L. Erikson et al. / Coastal Engineering 52 (2005) 285302
(presently with Han-Padron Assoc.) who was instru-
were predicted with a previously published empirical
mental to implementing the experiment. Mr. Lasse
Johansson at the Swedish Meteorological and Hydro-
The model was tested with data from a small wave
logical Institute kindly provided vessel generated
tank experiment conducted for this study. Energy
wave measurement data. We would also like to thank
spectra of the swash depth at the SWS indicate that
anonymous reviewers for detailed critiques of the
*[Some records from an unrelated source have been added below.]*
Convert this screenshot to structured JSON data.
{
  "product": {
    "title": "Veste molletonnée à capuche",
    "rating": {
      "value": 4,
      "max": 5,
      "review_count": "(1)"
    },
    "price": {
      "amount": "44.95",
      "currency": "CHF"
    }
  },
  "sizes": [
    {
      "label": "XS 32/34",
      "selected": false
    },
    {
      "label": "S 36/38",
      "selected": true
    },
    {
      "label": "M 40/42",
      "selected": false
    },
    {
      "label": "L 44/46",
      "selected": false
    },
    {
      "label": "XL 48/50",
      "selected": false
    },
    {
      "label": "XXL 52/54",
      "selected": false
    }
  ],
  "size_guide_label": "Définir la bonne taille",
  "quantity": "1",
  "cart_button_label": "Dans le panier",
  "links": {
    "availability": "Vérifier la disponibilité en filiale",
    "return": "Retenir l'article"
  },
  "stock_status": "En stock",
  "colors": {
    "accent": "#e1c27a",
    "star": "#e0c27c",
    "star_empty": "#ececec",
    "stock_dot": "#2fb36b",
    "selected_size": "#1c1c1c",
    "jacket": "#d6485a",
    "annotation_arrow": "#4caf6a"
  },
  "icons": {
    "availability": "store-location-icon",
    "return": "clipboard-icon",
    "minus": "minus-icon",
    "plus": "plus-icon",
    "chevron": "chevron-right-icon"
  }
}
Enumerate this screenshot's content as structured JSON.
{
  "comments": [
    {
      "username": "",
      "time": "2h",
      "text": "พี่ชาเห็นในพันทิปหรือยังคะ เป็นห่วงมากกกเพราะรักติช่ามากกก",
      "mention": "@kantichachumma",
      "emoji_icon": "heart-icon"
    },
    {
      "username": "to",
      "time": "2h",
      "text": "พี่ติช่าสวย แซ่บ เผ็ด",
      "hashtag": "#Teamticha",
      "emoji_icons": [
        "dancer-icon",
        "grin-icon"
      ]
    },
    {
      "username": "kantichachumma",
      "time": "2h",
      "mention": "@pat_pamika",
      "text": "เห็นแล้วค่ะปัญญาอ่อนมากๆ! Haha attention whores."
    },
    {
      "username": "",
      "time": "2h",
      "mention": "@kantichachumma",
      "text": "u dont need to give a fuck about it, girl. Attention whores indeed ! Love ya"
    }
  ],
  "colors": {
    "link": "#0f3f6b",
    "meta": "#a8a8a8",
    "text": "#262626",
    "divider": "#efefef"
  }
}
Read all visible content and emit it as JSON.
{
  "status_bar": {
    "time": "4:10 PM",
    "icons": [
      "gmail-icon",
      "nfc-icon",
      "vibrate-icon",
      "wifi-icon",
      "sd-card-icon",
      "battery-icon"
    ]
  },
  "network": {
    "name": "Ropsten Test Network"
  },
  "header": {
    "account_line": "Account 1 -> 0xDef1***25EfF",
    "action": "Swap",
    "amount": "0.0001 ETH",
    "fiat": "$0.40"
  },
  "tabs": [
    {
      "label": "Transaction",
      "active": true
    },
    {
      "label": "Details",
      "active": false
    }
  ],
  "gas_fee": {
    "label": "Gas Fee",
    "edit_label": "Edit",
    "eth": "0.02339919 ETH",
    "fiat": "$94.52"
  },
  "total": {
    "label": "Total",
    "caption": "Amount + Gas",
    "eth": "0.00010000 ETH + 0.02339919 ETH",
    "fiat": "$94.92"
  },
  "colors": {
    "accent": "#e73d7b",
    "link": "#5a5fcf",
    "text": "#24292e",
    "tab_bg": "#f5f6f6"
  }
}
there is significant short wave energy remaining at
paper. Financial support from the Swedish Research
this point and thus it may be inferred that the model
Council and VINNOVA (as part of the project dThe
describing shoreline motion as a result of collapsing
interaction between large and high-speed vessels and
bores at the SWS is applicable. Wave groups
the environment in archipelagosT) is gratefully
consisting of increasing and subsequently decreasing
acknowledged. Support for the laboratory experiment
wave heights and representing idealized vessel gen-
was provided by the Coastal Inlets Research Program,
erated wave trains were employed in the experiment.
Results for four cases, one with a slope of tanb=0.20
Inlet Channels and Geomorphology Work Unit.
and three with slope tanb=0.07, are presented. Model
results show that there is significant improvement in
predicting the maximum run-up length if swash
interaction is accounted for on the milder slope cases.
The largest change in error associated with predicting
Baldock, T.E., Holmes, P., 1999. Simulation and prediction
the maximum run-up length is reduced from 117% to
of swash oscillations on a steep beach. J. Coast. Eng. 36,
7% (case B10) and the root-mean-square errors of the
entire time series for all three cases are substantially
Baldock, T.E., Holmes, P., Horn, D.P., 1997. Low-frequency
decreased. For the case with tanb=0.20 there is no
swash motion induced by wave grouping. J. Coast. Eng. 32,
improvement when swash interaction is accounted for.
Cross, R.H., 1967. Tsunami surge forces. J. Waterw. Harb. Div. 93
An equation predicting the duration of the up-rush
(WW4), 201 231.
and back-wash including effects of friction was
Erikson, L., Hanson, H., 2005. A method to obtain wave tank data
developed. The equation was applied to the laboratory
using video imagery and how it compares to conventional data
data for which it was found that the total swash
collection techniques. J. Comp. Geosci. (in press).
duration (up-rush plus back-wash) was predicted to be
Hibberd, S., Peregrine, D.H., 1979. Surf and run-up on a beach: a
uniform bore. J. Fluid Mech. 95, 323 345.
much longer than the incident wave period for the
Ho, D.V., Meyer, R.E., Shen, M.C., 1963. Long surf. J. Mar. Res.
cases with milder foreshore slopes (tanb=0.07). The
21, 219 230.
longer duration of the swash as compared to incident
Holland, K.T., Puleo, J.A., 2001. Variable swash motions associated
periods correctly predicts that there would be sub-
with foreshore profile change. J. Geophys. Res. 106 (C3),
stantial interaction between subsequent swash waves.
Hughes, M., 1992. Application of a non-linear water theory to
The total predicted swash duration for the case with a
swash following bore collapse on a sandy beach. J. Coast. Res. 8
steeper foreshore (tanb=0.20) was slightly less than
(3), 562 578.
the incident wave period. This was true for the most
Hughes, M., 1995. Friction factors for wave up-rush. J. Coast. Res.
part, with the exception of the first two waves of the
11 (4), 1089 1098.
packet which did meet up within the swash zone.
Hughes, M., Masselink, G., Hanslow, D., Mitchell, D., 1997.
Toward a better understanding of swash zone sediment trans-
port. Proc. Coastal Dynamics '97, pp. 804 813.
Irribarren, C.R., Nogales, C., 1949. Protection des ports. Sect. 2,
Comm. 4, 17th Int. Nav. Cong., Lisbon, pp. 31 80.
Johansson, L., 2000. Personal communication. Swedish Meteoro-
Many thanks to Dr. Steve Hughes, Coastal
logical and Hydrological Institute.
Kemp, P.H., 1975. Wave asymmetry in the nearshore zone
and breaker area. In: Hails, J., Carr, A. (Eds.), Nearshore
and Development Center (CHL) for providing the
sediment dynamics and sedimentation. Wiley-Interscience, New
code to generate waves in the laboratory tank, Dr.
York, pp. 47 67.
Nicholas Kraus, CHL for valuable discussions and
Kirkgoz, M.S., 1981. A theoretical study of plunging breakers and
providing access to the tank, and Dr. Atilla Bayram
their run-up. J. Coast. Eng. 5, 353 370.